The first source of information is a nice review paper of Electromyography (EMG) data for muscle activation of gluteus maximus and gluteus medius muscles with different exercises (Reiman, 2012). The findings from this review can be summarized in the table below. I have also added findings from other notable studies with regards to exercises for the gluteus maximus muscle. As you can see: single leg deadlifts and squats come out pretty high on the priority list!
Another motivator for me to tinker with my exercise selection for training these hip muscles was a podcast that I listened to decrying the default prescription of hip bridges for training hip extension (and gluteus maximus strength). The podcast comes from “Institute of Clinical Excellence” (ICE) with presenter Dr. Alexandra Germano, PT, DPT: Episode # 727 “Is Bridging The New Ankle Pump?”
The overall theme of the podcast is that there are more functional and effective ways to build strength for hip extension, such as squatting and deadlifting with load. After taking a critical look at my exercise selection, I would have to agree- and I have gotten away from using hip bridges, even with patients who present with moderate to high levels of pain.
The research I have cited above also seems to agree. According to the above cited review (Reiman, 2012), the hip bridge exercise (double leg bridge) produces only about 30% of MVIC recruitment of the gluteus maximus! (vs. about double that for the single leg squat and deadlift and 80% for the forward step up). In the podcast, Dr. Germano also makes the point that if we are really aiming for functional strength gains and task transfer to activities that patients care most about, we should think about choosing exercises in standing such as squats or deadlifts. The bridge may have some beneficial carryover for improving bed mobility for weaker patients, but for most of our patients getting them performing standing and stepping exercises under load is much more efficient and effective!
Also, it was interesting to see that another very commonly prescribed exercise for the gluteus medius muscle: the side lying leg raise (side lying hip abduction), is equally inefficient: only recruiting to about 55% (vs. side plank 75%, SL squat 65% and SL deadlift 55-60%) (Reiman, 2012).

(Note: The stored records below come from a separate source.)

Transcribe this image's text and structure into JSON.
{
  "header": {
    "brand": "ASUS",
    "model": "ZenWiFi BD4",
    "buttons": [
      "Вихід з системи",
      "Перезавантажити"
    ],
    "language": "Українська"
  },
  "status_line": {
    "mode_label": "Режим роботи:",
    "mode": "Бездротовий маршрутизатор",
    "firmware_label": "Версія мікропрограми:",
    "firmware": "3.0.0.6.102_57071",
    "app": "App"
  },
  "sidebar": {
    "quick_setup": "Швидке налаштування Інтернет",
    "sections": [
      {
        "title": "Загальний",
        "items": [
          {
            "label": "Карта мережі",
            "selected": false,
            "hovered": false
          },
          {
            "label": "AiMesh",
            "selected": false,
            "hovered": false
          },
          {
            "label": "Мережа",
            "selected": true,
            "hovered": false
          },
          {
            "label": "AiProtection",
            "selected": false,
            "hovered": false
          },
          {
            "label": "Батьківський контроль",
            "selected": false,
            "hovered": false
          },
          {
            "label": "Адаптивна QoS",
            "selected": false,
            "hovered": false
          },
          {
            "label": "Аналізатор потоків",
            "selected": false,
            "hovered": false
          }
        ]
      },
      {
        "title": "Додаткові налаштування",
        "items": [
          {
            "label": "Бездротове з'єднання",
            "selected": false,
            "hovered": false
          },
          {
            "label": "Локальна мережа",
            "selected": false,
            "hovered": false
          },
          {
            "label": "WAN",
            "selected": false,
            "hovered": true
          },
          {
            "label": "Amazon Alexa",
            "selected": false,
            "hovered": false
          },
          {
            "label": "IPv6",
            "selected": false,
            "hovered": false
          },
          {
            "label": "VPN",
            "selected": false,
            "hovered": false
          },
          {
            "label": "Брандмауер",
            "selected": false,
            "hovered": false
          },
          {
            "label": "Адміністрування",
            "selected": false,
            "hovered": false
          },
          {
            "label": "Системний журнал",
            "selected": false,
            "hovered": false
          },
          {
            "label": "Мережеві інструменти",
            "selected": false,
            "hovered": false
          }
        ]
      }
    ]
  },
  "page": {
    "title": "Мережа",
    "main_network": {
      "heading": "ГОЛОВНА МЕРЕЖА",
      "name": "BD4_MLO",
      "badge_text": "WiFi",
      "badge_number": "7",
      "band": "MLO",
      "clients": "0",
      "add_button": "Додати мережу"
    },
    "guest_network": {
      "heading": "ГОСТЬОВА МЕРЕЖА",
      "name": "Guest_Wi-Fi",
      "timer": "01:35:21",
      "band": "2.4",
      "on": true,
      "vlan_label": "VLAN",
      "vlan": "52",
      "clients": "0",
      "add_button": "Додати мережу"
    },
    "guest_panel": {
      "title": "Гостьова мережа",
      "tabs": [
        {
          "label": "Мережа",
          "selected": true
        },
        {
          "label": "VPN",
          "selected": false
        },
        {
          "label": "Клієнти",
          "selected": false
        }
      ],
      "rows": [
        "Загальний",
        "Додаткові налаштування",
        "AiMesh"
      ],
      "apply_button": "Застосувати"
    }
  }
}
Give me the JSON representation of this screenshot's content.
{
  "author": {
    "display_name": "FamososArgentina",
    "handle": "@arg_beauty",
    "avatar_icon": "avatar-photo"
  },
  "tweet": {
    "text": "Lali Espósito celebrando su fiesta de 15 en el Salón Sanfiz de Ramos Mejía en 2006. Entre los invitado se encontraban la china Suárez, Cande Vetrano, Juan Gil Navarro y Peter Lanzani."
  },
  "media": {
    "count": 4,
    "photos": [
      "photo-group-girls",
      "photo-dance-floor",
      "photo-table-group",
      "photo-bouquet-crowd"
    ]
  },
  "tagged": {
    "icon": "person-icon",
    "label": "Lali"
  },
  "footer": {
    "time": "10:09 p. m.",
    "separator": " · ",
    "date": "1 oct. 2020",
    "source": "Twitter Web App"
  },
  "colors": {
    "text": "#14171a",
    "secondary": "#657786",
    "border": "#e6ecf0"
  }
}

I hope that these thoughts have helped you to evaluate your exercise prescription choices for the “glutes”. Of course, this brief post is not comprehensive and I would encourage you to read the cited studies if you are interested in learning more.
Added MAN, de Freitas DG, Kasawara KT, Martin RL, Fukuda TY. Strengthening the Gluteus Maximus in Subjects with Sacroiliac Dysfunction. Intl J Sports Phys Ther. 2018;13(1):114-120.
Ireland ML, Willson JD, Ballantyne BT, Davis IM. Hip Strength in Females With and Without Patellofemoral Pain. J Orthop Sports Phys Ther. 2003;33(11):671-676.
Jeong U-C, Sim J-H, Kim C-Y, Hwang-Bo G, Nam C-W. The effects of gluteus muscle strengthening exercise and lumbar stabilization exercise on lumbar muscle strength and balance in chronic low back pain patients. J Phys Ther Sci. 2015;27(12):3813-3816.
Macadam P, Feser EH. Examination of gluteus maximus electromyographic excitation associated with dynamic hip extension during body weight exercise: a systematic review. Intl J Sports Phys Ther. 2019;14(1):14-31.
Neto WK, Soares EG, Vieira TL, et al. Gluteus maximus activation during Common Strength and Hypertrophy Exercises: A Systematic Review. J Sports Sci Med. 2020 Mar; 19(1): 195–203.
Reiman MP, Bolgla LA, Loudon JK. A literature review of studies evaluating gluteus maximus and gluteus medius activation during rehabilitation exercises. Physiotherapy Theory and Practice. 2012;28(4):257-268.
Sadler S, Cassidy S, Peterson B, Spink M, Chuter V. Gluteus medius muscle function in people with and without low back pain: a systematic review. BMC Musculoskelet Disord. 2019;20(1):46.